:: What is expected ::
Which lines of the data include the string "heading"? List them all.

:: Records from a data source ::
==============================

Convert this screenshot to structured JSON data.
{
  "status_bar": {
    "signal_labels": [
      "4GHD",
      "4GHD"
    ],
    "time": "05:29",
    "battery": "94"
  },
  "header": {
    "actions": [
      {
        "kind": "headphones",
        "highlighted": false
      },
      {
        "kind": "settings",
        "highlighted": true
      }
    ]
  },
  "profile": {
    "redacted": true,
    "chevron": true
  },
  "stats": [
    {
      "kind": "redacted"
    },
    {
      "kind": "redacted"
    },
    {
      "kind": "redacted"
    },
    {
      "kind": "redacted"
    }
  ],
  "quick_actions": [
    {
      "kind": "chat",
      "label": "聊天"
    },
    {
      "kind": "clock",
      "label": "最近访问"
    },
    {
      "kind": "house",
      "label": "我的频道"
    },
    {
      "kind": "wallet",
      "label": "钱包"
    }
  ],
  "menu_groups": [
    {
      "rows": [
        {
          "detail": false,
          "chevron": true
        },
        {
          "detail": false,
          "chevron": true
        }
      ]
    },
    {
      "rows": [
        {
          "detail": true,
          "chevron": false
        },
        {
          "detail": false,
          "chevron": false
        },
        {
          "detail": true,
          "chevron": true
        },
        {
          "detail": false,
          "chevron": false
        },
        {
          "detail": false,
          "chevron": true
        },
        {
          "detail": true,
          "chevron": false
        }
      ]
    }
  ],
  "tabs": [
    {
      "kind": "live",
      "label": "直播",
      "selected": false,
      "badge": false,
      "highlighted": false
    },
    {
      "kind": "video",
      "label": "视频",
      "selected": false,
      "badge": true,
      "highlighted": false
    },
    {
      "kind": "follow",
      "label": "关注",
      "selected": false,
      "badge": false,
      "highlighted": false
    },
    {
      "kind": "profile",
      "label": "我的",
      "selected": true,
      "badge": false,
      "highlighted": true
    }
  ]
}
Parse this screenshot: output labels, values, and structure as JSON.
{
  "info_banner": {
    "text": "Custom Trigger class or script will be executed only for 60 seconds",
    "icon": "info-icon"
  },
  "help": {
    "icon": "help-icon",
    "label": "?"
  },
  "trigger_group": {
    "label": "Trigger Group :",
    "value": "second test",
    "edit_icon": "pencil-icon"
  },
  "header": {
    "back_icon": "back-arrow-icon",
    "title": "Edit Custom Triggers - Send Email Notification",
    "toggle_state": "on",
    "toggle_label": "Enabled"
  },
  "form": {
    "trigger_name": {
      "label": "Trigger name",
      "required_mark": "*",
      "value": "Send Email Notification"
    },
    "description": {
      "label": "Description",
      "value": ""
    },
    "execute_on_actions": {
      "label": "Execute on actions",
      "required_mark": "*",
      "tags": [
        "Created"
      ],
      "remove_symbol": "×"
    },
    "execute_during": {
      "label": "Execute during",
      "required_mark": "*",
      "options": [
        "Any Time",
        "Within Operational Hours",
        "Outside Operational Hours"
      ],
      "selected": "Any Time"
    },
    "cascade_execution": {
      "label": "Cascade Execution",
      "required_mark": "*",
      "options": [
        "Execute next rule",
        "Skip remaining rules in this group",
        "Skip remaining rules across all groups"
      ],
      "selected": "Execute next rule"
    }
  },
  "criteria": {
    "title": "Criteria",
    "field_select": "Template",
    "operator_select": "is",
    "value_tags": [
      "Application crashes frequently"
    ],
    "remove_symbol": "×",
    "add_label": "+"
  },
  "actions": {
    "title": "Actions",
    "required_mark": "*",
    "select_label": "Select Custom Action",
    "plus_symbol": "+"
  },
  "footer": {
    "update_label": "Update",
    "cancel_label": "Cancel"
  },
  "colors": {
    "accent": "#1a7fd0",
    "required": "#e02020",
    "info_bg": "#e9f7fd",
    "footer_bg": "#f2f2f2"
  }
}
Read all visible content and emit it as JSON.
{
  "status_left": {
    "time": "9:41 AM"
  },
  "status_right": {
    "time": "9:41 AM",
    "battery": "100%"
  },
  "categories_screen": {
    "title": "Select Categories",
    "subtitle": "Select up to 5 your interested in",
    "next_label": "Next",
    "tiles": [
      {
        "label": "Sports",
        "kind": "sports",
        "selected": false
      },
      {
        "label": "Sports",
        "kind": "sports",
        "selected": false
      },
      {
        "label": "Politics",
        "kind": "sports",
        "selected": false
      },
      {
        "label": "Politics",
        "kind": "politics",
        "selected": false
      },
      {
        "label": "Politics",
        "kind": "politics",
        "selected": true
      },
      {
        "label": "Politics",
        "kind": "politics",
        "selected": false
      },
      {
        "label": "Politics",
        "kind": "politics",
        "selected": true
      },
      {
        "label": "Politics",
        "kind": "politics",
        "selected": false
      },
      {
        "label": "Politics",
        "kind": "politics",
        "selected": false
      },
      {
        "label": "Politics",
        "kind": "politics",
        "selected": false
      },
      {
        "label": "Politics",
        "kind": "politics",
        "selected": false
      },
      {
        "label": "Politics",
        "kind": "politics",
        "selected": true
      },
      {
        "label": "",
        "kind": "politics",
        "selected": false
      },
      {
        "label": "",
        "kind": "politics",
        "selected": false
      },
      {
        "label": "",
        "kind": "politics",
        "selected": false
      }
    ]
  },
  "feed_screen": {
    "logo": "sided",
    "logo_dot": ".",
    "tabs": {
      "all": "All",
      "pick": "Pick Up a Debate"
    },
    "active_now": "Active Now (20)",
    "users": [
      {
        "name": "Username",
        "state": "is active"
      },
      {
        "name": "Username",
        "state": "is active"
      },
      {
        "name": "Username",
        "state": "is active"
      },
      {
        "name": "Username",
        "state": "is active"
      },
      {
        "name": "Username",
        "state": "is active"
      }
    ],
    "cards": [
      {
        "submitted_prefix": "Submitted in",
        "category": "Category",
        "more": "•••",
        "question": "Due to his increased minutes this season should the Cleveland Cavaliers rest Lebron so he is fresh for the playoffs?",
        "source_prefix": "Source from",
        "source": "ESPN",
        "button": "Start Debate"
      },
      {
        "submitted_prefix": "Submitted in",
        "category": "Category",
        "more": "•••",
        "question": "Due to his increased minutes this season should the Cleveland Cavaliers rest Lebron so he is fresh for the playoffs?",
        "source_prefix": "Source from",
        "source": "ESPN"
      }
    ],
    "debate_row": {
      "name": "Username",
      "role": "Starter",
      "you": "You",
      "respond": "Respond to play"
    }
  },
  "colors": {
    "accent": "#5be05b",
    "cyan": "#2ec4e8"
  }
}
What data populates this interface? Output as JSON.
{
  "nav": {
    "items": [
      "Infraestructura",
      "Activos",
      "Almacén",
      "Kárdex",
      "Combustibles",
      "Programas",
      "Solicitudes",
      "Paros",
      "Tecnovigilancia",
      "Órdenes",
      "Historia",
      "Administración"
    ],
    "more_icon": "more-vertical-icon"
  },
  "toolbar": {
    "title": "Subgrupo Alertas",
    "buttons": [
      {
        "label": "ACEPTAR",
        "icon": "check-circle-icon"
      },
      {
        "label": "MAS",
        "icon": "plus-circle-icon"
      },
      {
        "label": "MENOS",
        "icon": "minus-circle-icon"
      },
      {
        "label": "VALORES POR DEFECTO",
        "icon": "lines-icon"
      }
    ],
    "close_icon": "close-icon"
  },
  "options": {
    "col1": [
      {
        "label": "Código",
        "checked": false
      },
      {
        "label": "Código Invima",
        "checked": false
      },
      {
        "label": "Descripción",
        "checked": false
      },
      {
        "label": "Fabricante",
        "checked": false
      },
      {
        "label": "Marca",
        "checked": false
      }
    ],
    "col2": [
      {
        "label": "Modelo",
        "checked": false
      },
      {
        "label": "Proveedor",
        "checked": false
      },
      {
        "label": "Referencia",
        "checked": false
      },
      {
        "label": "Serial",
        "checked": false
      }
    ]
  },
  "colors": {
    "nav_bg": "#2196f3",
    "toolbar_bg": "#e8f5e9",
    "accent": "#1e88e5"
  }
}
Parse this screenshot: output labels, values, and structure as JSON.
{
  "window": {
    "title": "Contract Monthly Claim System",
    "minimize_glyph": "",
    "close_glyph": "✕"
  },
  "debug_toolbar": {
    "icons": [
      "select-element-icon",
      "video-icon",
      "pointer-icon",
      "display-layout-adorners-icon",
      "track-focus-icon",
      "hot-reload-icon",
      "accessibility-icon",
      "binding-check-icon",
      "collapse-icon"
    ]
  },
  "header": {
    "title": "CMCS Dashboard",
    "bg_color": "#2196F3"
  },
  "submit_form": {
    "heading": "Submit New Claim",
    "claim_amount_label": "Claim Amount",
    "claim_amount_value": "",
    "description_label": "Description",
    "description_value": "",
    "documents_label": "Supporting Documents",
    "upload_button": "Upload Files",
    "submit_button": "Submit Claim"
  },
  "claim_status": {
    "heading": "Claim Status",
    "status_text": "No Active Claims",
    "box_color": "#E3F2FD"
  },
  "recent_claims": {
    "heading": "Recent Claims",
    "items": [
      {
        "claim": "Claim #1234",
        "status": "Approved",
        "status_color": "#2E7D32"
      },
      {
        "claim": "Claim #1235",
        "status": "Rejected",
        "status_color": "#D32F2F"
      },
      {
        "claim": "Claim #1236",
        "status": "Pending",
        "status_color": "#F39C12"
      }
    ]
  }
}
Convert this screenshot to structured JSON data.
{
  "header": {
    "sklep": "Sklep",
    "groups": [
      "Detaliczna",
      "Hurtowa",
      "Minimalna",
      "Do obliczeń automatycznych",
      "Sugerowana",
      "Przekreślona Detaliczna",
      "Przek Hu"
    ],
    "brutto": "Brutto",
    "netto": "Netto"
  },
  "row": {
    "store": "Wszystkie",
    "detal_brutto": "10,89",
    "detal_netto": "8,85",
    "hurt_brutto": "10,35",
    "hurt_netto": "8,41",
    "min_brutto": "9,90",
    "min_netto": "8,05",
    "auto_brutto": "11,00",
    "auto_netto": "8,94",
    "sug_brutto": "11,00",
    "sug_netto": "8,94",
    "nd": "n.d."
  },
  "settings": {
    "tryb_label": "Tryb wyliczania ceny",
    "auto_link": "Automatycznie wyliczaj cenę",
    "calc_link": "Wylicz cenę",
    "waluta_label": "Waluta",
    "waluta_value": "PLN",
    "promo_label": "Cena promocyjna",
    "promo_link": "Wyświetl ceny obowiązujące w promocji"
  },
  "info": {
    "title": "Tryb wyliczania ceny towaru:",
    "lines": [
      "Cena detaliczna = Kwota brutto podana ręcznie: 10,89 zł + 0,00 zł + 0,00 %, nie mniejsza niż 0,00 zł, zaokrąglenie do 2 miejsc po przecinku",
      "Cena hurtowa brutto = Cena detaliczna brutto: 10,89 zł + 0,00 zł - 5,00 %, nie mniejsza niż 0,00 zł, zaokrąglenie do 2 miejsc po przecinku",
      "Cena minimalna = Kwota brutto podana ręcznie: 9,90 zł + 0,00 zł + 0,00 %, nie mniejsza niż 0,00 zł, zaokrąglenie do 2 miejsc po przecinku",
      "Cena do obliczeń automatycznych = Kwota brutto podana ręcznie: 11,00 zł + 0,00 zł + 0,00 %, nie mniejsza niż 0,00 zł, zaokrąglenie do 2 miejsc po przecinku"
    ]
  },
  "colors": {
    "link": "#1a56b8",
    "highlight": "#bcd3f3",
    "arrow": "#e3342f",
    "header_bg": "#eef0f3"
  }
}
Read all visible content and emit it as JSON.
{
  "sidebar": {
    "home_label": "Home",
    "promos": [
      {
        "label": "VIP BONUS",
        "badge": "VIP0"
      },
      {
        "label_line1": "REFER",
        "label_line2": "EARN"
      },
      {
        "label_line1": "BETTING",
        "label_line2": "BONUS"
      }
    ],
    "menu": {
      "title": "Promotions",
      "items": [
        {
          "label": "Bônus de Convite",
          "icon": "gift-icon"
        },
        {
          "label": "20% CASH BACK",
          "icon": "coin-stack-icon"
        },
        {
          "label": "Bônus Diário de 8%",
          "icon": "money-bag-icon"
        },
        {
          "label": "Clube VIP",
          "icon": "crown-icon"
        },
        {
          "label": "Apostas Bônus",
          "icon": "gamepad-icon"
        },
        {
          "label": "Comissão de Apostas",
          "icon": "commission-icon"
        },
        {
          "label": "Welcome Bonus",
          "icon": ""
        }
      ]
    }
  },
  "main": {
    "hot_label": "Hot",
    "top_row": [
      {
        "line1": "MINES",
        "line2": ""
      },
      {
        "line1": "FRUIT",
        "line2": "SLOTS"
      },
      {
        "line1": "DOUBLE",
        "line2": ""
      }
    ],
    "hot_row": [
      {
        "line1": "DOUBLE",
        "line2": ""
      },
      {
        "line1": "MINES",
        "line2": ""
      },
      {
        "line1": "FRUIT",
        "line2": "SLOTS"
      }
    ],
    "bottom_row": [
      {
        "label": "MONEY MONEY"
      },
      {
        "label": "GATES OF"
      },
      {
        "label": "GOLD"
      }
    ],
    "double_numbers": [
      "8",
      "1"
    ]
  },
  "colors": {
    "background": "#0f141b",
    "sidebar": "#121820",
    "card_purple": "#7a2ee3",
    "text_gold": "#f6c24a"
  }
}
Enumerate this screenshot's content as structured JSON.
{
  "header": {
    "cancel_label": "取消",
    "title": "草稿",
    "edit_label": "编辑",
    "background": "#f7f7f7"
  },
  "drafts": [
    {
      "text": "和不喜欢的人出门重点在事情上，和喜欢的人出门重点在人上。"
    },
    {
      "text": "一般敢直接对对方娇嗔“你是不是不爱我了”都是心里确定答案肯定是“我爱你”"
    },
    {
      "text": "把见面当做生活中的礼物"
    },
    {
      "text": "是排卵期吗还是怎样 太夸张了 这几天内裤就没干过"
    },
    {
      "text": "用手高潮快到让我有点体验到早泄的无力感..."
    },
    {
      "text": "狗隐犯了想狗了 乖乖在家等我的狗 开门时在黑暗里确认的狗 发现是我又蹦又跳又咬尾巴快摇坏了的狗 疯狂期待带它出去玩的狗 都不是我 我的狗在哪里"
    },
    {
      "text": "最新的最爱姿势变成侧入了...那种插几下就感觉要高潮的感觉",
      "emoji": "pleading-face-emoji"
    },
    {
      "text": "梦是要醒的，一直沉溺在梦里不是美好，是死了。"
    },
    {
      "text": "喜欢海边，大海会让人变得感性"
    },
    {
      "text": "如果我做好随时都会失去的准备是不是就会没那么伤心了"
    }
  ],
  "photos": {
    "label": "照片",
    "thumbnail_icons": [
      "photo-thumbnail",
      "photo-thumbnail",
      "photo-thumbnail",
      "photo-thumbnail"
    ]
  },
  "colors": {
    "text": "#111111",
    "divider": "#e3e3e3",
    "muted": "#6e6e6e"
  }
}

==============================

:: Exercise solution ::
    "heading": "Submit New Claim",
    "heading": "Claim Status",
    "heading": "Recent Claims",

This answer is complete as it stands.